#### Records provided
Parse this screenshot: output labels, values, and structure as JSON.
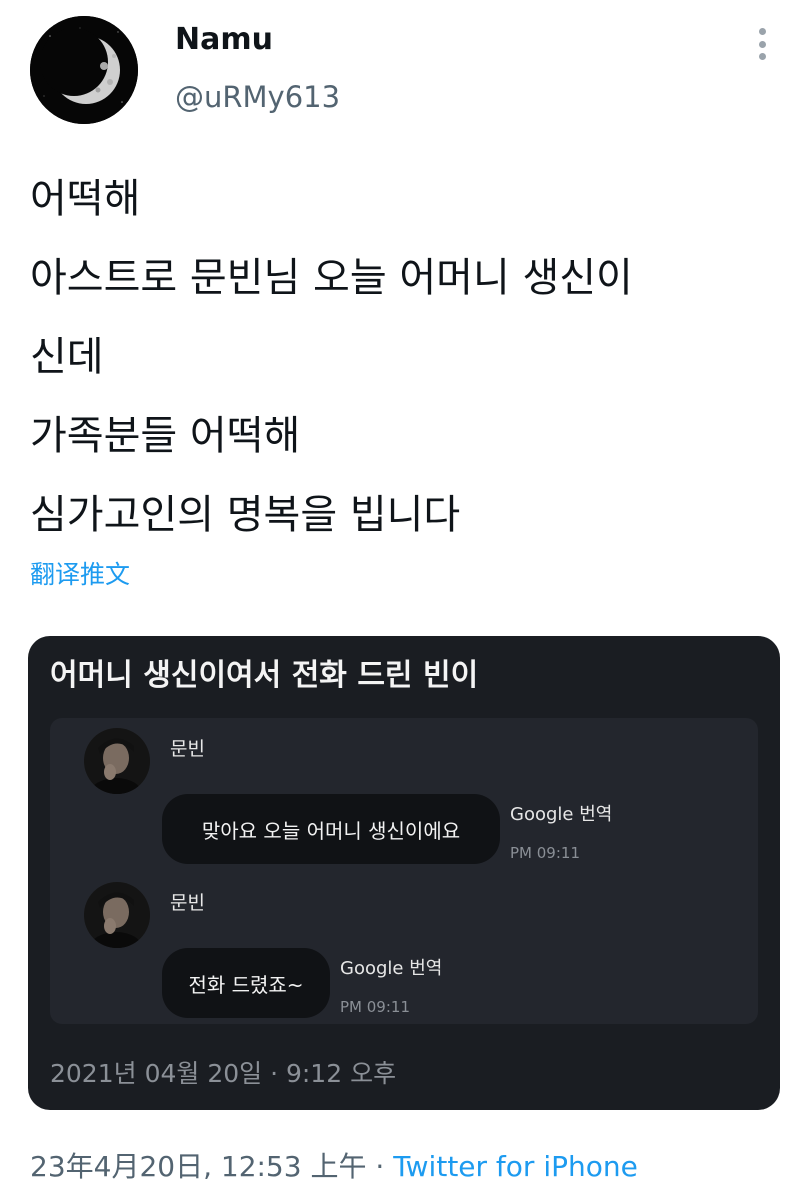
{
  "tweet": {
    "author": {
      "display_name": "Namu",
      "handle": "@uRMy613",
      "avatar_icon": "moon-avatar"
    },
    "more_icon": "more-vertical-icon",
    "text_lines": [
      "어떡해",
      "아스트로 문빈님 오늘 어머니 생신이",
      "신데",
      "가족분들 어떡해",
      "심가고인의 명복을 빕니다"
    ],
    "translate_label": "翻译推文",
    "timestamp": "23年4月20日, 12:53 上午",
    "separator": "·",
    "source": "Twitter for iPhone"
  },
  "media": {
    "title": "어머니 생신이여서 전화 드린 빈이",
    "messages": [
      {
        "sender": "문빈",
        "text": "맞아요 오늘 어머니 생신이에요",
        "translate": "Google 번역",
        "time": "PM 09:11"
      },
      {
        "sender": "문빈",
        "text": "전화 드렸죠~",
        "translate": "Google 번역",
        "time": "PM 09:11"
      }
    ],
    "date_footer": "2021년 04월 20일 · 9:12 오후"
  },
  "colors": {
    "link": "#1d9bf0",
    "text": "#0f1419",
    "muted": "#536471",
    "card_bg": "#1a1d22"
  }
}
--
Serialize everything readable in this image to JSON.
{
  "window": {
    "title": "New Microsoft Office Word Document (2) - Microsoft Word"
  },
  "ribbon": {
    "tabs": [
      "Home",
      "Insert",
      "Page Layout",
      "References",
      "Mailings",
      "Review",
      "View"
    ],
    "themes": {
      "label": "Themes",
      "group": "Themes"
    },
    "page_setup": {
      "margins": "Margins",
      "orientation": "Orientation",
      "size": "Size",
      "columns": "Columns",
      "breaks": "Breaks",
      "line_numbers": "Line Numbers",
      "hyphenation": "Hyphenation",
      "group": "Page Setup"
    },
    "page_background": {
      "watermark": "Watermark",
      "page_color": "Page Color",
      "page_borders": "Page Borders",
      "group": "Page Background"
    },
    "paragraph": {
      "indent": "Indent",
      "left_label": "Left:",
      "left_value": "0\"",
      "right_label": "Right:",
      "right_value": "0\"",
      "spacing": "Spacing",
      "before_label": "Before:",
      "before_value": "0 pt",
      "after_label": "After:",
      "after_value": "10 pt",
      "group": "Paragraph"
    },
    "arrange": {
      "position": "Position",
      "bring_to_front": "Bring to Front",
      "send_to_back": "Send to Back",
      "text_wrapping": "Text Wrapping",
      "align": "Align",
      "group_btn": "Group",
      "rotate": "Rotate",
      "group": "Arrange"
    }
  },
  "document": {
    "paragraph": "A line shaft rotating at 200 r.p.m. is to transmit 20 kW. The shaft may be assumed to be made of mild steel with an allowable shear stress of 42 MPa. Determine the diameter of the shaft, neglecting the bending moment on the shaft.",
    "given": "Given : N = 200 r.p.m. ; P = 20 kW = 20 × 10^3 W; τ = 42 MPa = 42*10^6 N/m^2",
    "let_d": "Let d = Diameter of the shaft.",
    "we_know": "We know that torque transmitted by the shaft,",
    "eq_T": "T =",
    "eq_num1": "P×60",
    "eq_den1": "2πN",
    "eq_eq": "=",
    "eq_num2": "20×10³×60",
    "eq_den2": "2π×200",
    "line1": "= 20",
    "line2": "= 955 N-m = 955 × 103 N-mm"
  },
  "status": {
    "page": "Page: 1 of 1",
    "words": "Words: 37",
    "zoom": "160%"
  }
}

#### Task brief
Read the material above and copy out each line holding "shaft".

#### Task solution
    "paragraph": "A line shaft rotating at 200 r.p.m. is to transmit 20 kW. The shaft may be assumed to be made of mild steel with an allowable shear stress of 42 MPa. Determine the diameter of the shaft, neglecting the bending moment on the shaft.",
    "let_d": "Let d = Diameter of the shaft.",
    "we_know": "We know that torque transmitted by the shaft,",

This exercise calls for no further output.